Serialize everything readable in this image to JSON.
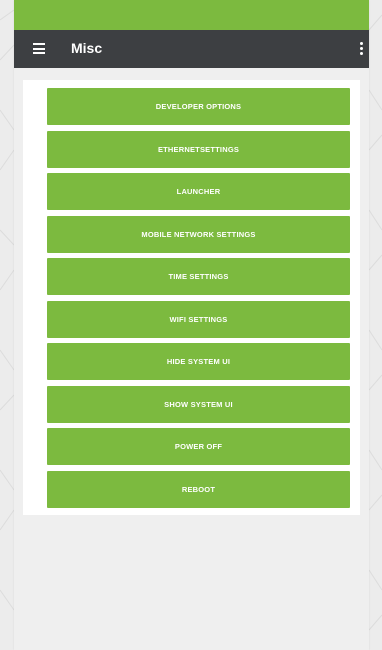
{
  "colors": {
    "accent": "#7cba3f",
    "toolbar": "#3d3f42",
    "background": "#efefef",
    "card": "#ffffff"
  },
  "toolbar": {
    "title": "Misc",
    "menu_icon": "hamburger-menu-icon",
    "overflow_icon": "more-vert-icon"
  },
  "buttons": [
    {
      "label": "DEVELOPER OPTIONS"
    },
    {
      "label": "ETHERNETSETTINGS"
    },
    {
      "label": "LAUNCHER"
    },
    {
      "label": "MOBILE NETWORK SETTINGS"
    },
    {
      "label": "TIME SETTINGS"
    },
    {
      "label": "WIFI SETTINGS"
    },
    {
      "label": "HIDE SYSTEM UI"
    },
    {
      "label": "SHOW SYSTEM UI"
    },
    {
      "label": "POWER OFF"
    },
    {
      "label": "REBOOT"
    }
  ]
}
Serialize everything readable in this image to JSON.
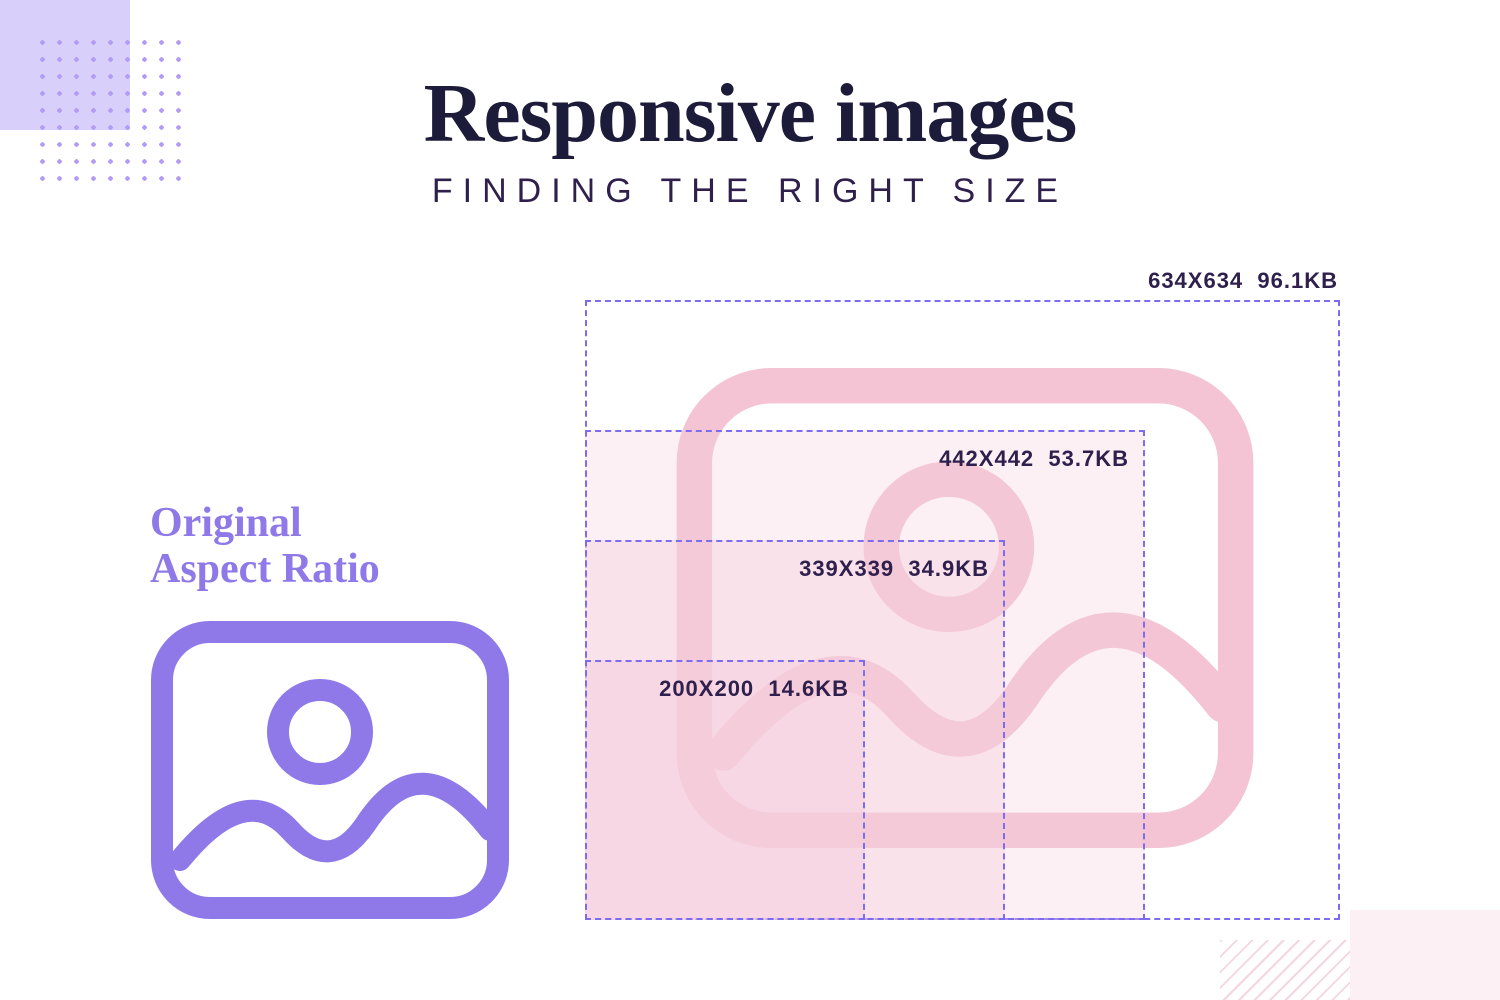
{
  "header": {
    "title": "Responsive images",
    "subtitle": "FINDING THE RIGHT SIZE"
  },
  "left": {
    "label_line1": "Original",
    "label_line2": "Aspect Ratio"
  },
  "sizes": [
    {
      "dimensions": "634X634",
      "filesize": "96.1KB"
    },
    {
      "dimensions": "442X442",
      "filesize": "53.7KB"
    },
    {
      "dimensions": "339X339",
      "filesize": "34.9KB"
    },
    {
      "dimensions": "200X200",
      "filesize": "14.6KB"
    }
  ],
  "colors": {
    "accent_purple": "#8f79e8",
    "dash_purple": "#7b6cf0",
    "pink": "#f4c4d4",
    "dark": "#1c1b3a"
  }
}
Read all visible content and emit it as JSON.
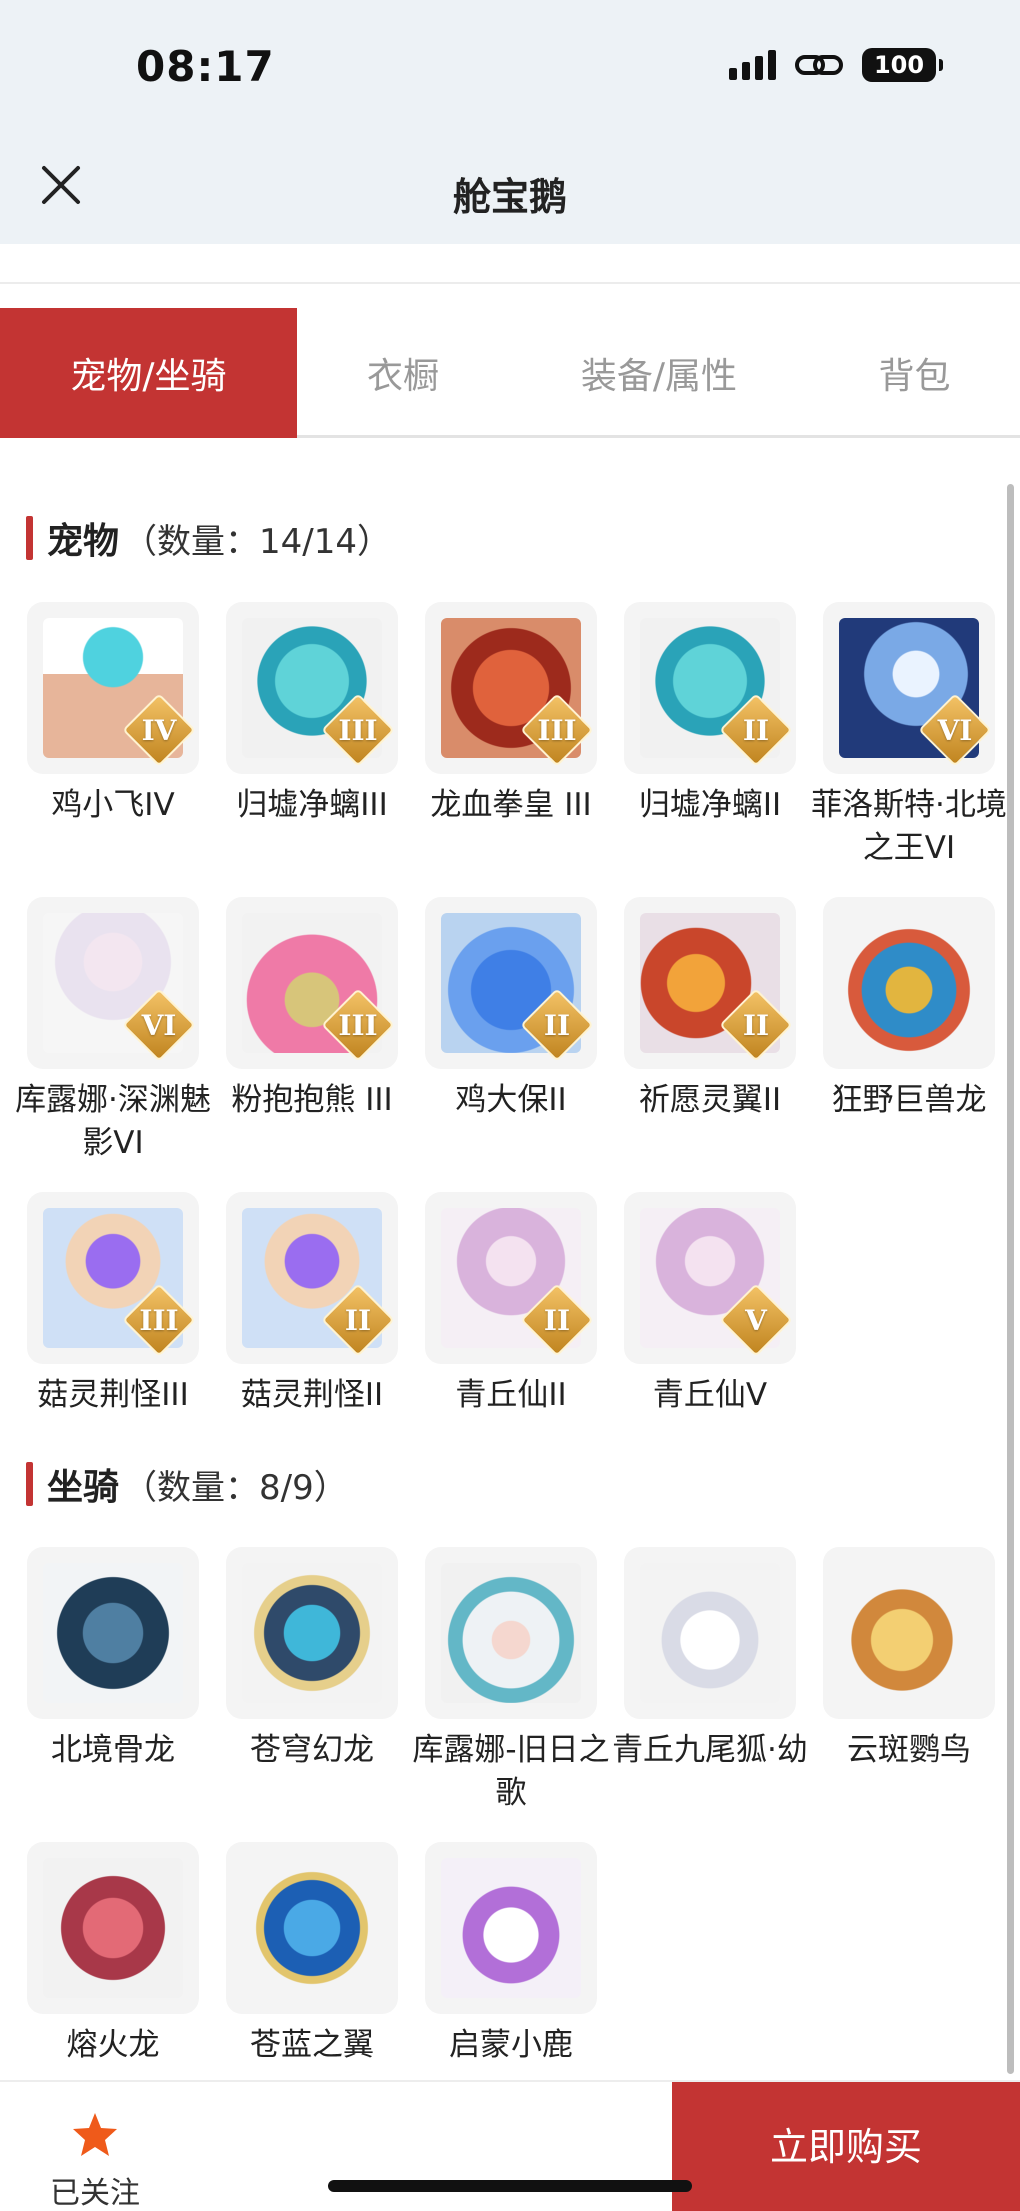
{
  "status_bar": {
    "time": "08:17",
    "battery": "100"
  },
  "nav": {
    "title": "舱宝鹅"
  },
  "tabs": [
    {
      "label": "宠物/坐骑",
      "active": true
    },
    {
      "label": "衣橱",
      "active": false
    },
    {
      "label": "装备/属性",
      "active": false
    },
    {
      "label": "背包",
      "active": false
    }
  ],
  "pets": {
    "title": "宠物",
    "count": "（数量：14/14）",
    "items": [
      {
        "name": "鸡小飞IV",
        "tier": "IV",
        "art": "chick-yellow"
      },
      {
        "name": "归墟净螭III",
        "tier": "III",
        "art": "dragon-teal"
      },
      {
        "name": "龙血拳皇 III",
        "tier": "III",
        "art": "beast-red"
      },
      {
        "name": "归墟净螭II",
        "tier": "II",
        "art": "dragon-teal"
      },
      {
        "name": "菲洛斯特·北境之王VI",
        "tier": "VI",
        "art": "ice-king"
      },
      {
        "name": "库露娜·深渊魅影VI",
        "tier": "VI",
        "art": "white-girl"
      },
      {
        "name": "粉抱抱熊 III",
        "tier": "III",
        "art": "pink-bear"
      },
      {
        "name": "鸡大保II",
        "tier": "II",
        "art": "blue-bird"
      },
      {
        "name": "祈愿灵翼II",
        "tier": "II",
        "art": "phoenix-orange"
      },
      {
        "name": "狂野巨兽龙",
        "tier": "",
        "art": "wild-dragon"
      },
      {
        "name": "菇灵荆怪III",
        "tier": "III",
        "art": "mushroom-purple"
      },
      {
        "name": "菇灵荆怪II",
        "tier": "II",
        "art": "mushroom-purple"
      },
      {
        "name": "青丘仙II",
        "tier": "II",
        "art": "fox-fairy"
      },
      {
        "name": "青丘仙V",
        "tier": "V",
        "art": "fox-fairy"
      }
    ]
  },
  "mounts": {
    "title": "坐骑",
    "count": "（数量：8/9）",
    "items": [
      {
        "name": "北境骨龙",
        "art": "bone-dragon"
      },
      {
        "name": "苍穹幻龙",
        "art": "sky-dragon"
      },
      {
        "name": "库露娜-旧日之歌",
        "art": "sheep-girl"
      },
      {
        "name": "青丘九尾狐·幼",
        "art": "white-fox"
      },
      {
        "name": "云斑鹦鸟",
        "art": "parrot"
      },
      {
        "name": "熔火龙",
        "art": "lava-dragon"
      },
      {
        "name": "苍蓝之翼",
        "art": "blue-wing"
      },
      {
        "name": "启蒙小鹿",
        "art": "white-deer"
      }
    ]
  },
  "bottom_bar": {
    "follow_label": "已关注",
    "buy_label": "立即购买"
  },
  "colors": {
    "accent": "#c33433",
    "follow_star": "#ef5a1a"
  }
}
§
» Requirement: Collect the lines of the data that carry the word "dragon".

» Written solution:
        "art": "dragon-teal"
        "art": "dragon-teal"
        "art": "wild-dragon"
        "art": "bone-dragon"
        "art": "sky-dragon"
        "art": "lava-dragon"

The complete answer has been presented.